Supporters of an FTT believe that it will discourage high-frequency trading (HFT). Neither Congress nor the staff of the SEC have concluded that HFT should be discouraged. As late as 2018, Congress had not determined that HFT causes undue harms that needed to be regulated and instead was keeping its policy options open while collecting further evidence. In legislation, Congress instructed the SEC staff to prepare a report assessing the benefits and risks of algorithmic trading to equity and debt markets and recommending necessary changes to federal regulation. (For practical purposes, algorithmic trading is another term for HFT.)

The SEC staff delivered the requested report in early August 2020 but did not recommend any additional regulation to curtail HFT activities. In fact, the staff did not conclude that harms from HFT outweigh the benefits and, if anything, dwelled more on the benefits. Algorithmic trading in the equities markets, the staff wrote, “has improved many measures of market quality and liquidity provision during normal market conditions, though studies have also shown that some types of algorithmic trading may exacerbate periods of unusual market stress or volatility.” In addition, the SEC staff discerned that algorithms help market participants reduce risks from the increasing complexity of many interconnected markets.

The staff also surveyed the academic literature and concluded that, “Overall, most academic studies find that algorithmic trading and HFTs have improved market quality and helped reduce transaction costs. There is ample evidence suggesting that, under normal market conditions, algorithmic trading and HFTs improve liquidity and price efficiency and reduce short term volatility.”

The staff noted that evidence of the effect of high-speed trading in periods of stress was mixed.
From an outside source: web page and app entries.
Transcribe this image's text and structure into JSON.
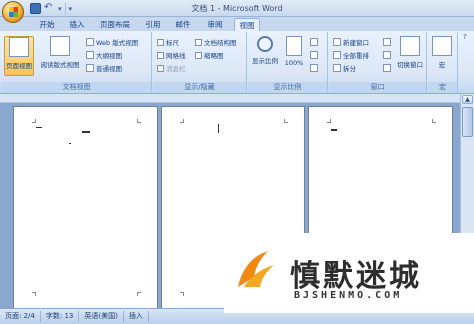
{
  "window": {
    "title": "文档 1 - Microsoft Word"
  },
  "quick_access": {
    "save_icon": "save-icon",
    "undo_icon": "undo-icon",
    "customize_icon": "customize-qat-icon"
  },
  "tabs": [
    {
      "label": "开始"
    },
    {
      "label": "插入"
    },
    {
      "label": "页面布局"
    },
    {
      "label": "引用"
    },
    {
      "label": "邮件"
    },
    {
      "label": "审阅"
    },
    {
      "label": "视图",
      "active": true
    }
  ],
  "ribbon": {
    "doc_views": {
      "group_label": "文档视图",
      "page_view": "页面视图",
      "reading_view": "阅读版式视图",
      "web_view": "Web 版式视图",
      "outline_view": "大纲视图",
      "draft_view": "普通视图"
    },
    "show_hide": {
      "group_label": "显示/隐藏",
      "ruler": "标尺",
      "gridlines": "网格线",
      "message_bar": "消息栏",
      "doc_map": "文档结构图",
      "thumbnails": "缩略图"
    },
    "zoom": {
      "group_label": "显示比例",
      "zoom_btn": "显示比例",
      "pct_btn": "100%"
    },
    "window": {
      "group_label": "窗口",
      "new_window": "新建窗口",
      "arrange_all": "全部重排",
      "split": "拆分",
      "switch_window": "切换窗口"
    },
    "macros": {
      "group_label": "宏",
      "macros_btn": "宏"
    }
  },
  "statusbar": {
    "page": "页面: 2/4",
    "words": "字数: 13",
    "language": "英语(美国)",
    "insert_mode": "插入"
  },
  "watermark": {
    "title": "慎默迷城",
    "url": "BJSHENMO.COM"
  },
  "colors": {
    "ribbon_bg": "#dbe7f7",
    "active_button": "#f8c55a",
    "doc_background": "#8aa7cf",
    "watermark_orange": "#f28a12"
  }
}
At least “some academic studies . . . find that algorithmic trading and high-frequency trading continue to reduce volatility during periods of heightened volatility.”

(2) If the U.S. were to institute an FTT, would you expect many firms would move their trading operations to an international exchange with a more hospitable tax environment?
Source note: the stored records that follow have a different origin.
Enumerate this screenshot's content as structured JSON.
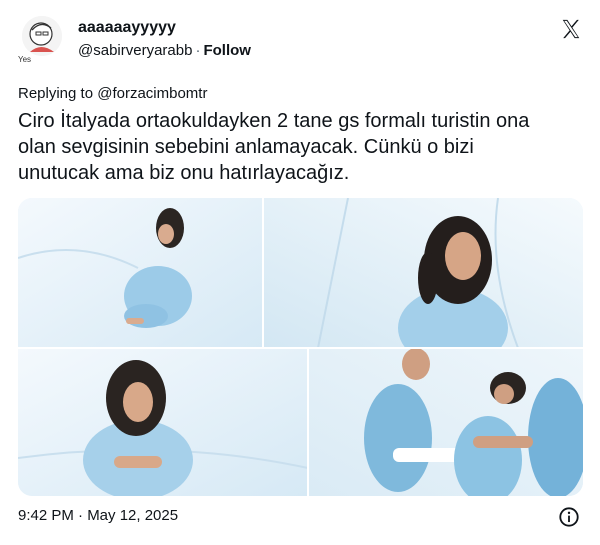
{
  "author": {
    "display_name": "aaaaaayyyyy",
    "handle": "@sabirveryarabb",
    "separator": "·",
    "follow_label": "Follow",
    "avatar_caption": "Yes"
  },
  "reply": {
    "text": "Replying to @forzacimbomtr"
  },
  "tweet": {
    "lines": [
      "Ciro İtalyada ortaokuldayken 2 tane gs formalı turistin ona",
      "olan sevgisinin sebebini anlamayacak. Cünkü o bizi",
      "unutucak ama biz onu hatırlayacağız."
    ]
  },
  "media": {
    "panels": [
      "crouching-patient",
      "patient-against-wall",
      "sitting-patient",
      "orderlies-restraining-patient"
    ]
  },
  "footer": {
    "timestamp": "9:42 PM · May 12, 2025"
  },
  "icons": {
    "logo": "x-logo-icon",
    "info": "info-icon"
  },
  "colors": {
    "text": "#0f1419",
    "secondary": "#536471",
    "room": "#eaf4fb",
    "gown": "#8ec6e6"
  }
}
Capital flows freely across international boundaries and seeks the most efficient markets. Adding costs with a new securities tax in the United States inevitably will drive some amount of securities trading to lower-cost jurisdictions. According to economist Aaron Klein, “Several countries attempted large FTTs in the past and experienced significant capital migration.”
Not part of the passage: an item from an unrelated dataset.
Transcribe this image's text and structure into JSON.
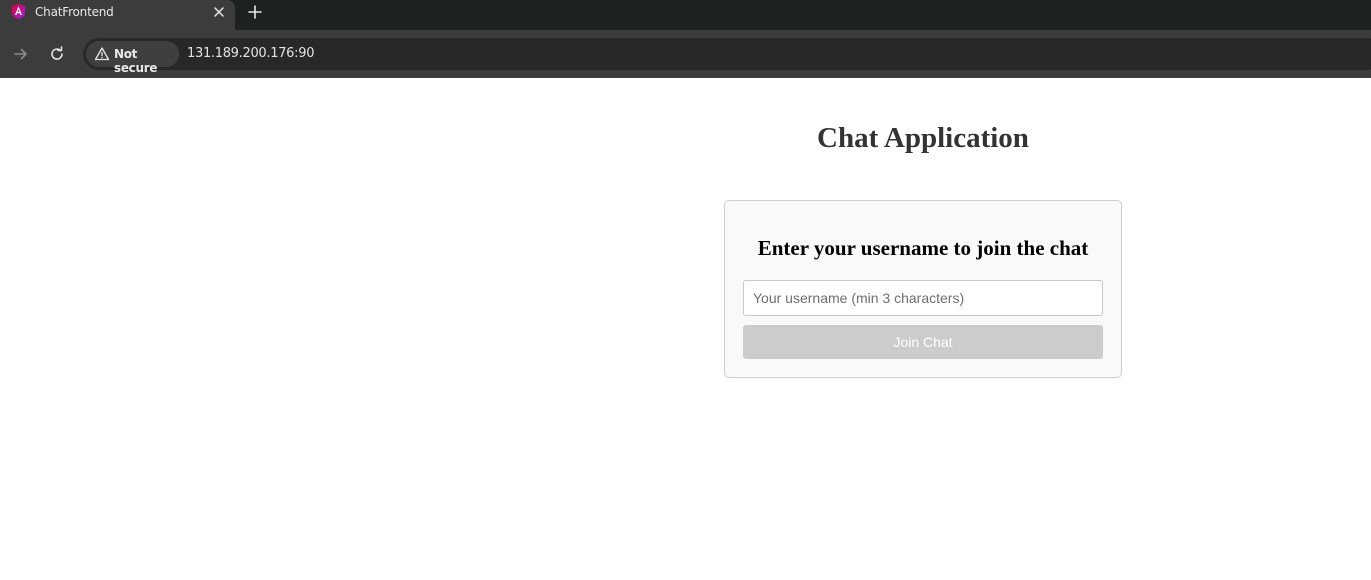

(3) Is it your belief that Congress should actively use the tax code to limit the practice of short selling? And is there any evidence to suggest that imposing an FTT would reduce the prevalence of short selling?

Short selling is socially valuable. Short sellers help to discover accurate prices and to identify companies that are overvalued or engaged in questionable conduct. Academic studies do not support the claims that short selling causes distress in the securities markets.

Tax and regulatory policy should treat short selling and short covering no better and no worse than long buying and selling. Tax, disclosure, and other obligations should be comparable and not more onerous for short transactions.

If an FTT is applied neutrally and equally to all securities sales and purchases, it would reduce short selling and covering to the same extent as long buying and selling. I am not aware of evidence that an FTT would reduce short sales more than it would reduce other securities transactions. As mentioned earlier, most commentators agree that an FTT would reduce the number of securities transactions.

The main objective of the federal tax system should be to raise revenue to fund Congress’s expenditures at the least cost to economic activity. Using tax provisions to encourage or discourage particular types of conduct or to benefit or penalize particular groups or activities leads to complexity in the law, difficulties in complying with the law, concealed differential treatment, and unforeseen and unpredictable consequences.

 

Very truly yours,

Andrew N. Vollmer

Senior Affiliated Scholar, Mercatus Center at George Mason University